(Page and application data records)
================================

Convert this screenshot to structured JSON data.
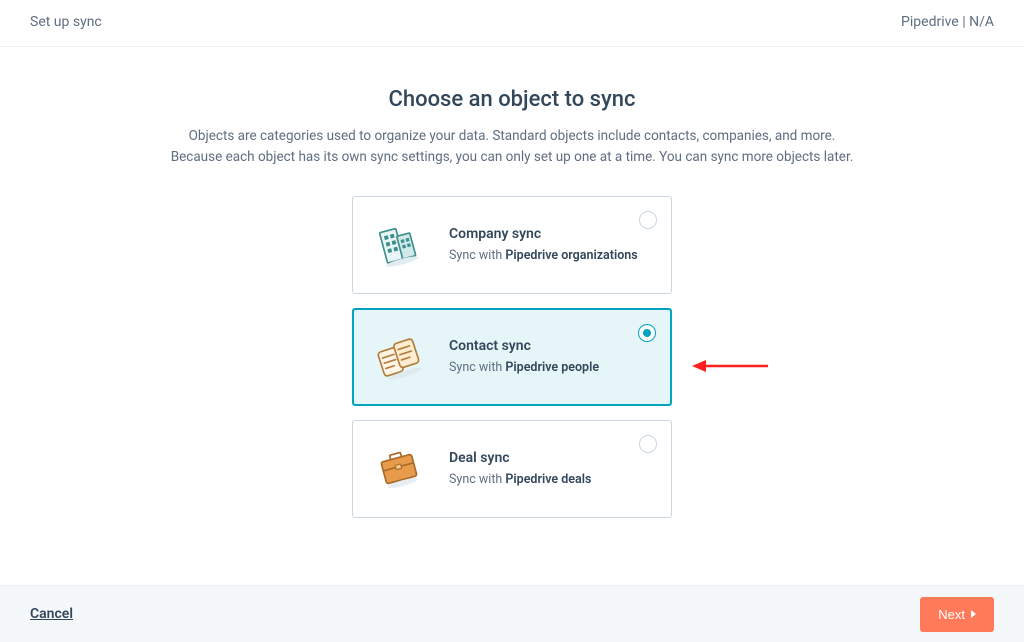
{
  "header": {
    "left_title": "Set up sync",
    "right_title": "Pipedrive | N/A"
  },
  "main": {
    "title": "Choose an object to sync",
    "subtitle_line1": "Objects are categories used to organize your data. Standard objects include contacts, companies, and more.",
    "subtitle_line2": "Because each object has its own sync settings, you can only set up one at a time. You can sync more objects later.",
    "options": [
      {
        "id": "company",
        "title": "Company sync",
        "desc_prefix": "Sync with ",
        "desc_bold": "Pipedrive organizations",
        "selected": false,
        "icon": "buildings-icon"
      },
      {
        "id": "contact",
        "title": "Contact sync",
        "desc_prefix": "Sync with ",
        "desc_bold": "Pipedrive people",
        "selected": true,
        "icon": "contacts-icon"
      },
      {
        "id": "deal",
        "title": "Deal sync",
        "desc_prefix": "Sync with ",
        "desc_bold": "Pipedrive deals",
        "selected": false,
        "icon": "briefcase-icon"
      }
    ]
  },
  "footer": {
    "cancel_label": "Cancel",
    "next_label": "Next"
  }
}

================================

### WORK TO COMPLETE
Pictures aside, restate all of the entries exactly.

### RESPONSE TO THE EXERCISE
Convert this screenshot to structured JSON data.
{
  "header": {
    "left_title": "Set up sync",
    "right_title": "Pipedrive | N/A"
  },
  "main": {
    "title": "Choose an object to sync",
    "subtitle_line1": "Objects are categories used to organize your data. Standard objects include contacts, companies, and more.",
    "subtitle_line2": "Because each object has its own sync settings, you can only set up one at a time. You can sync more objects later.",
    "options": [
      {
        "id": "company",
        "title": "Company sync",
        "desc_prefix": "Sync with ",
        "desc_bold": "Pipedrive organizations",
        "selected": false,
        "icon": "buildings-icon"
      },
      {
        "id": "contact",
        "title": "Contact sync",
        "desc_prefix": "Sync with ",
        "desc_bold": "Pipedrive people",
        "selected": true,
        "icon": "contacts-icon"
      },
      {
        "id": "deal",
        "title": "Deal sync",
        "desc_prefix": "Sync with ",
        "desc_bold": "Pipedrive deals",
        "selected": false,
        "icon": "briefcase-icon"
      }
    ]
  },
  "footer": {
    "cancel_label": "Cancel",
    "next_label": "Next"
  }
}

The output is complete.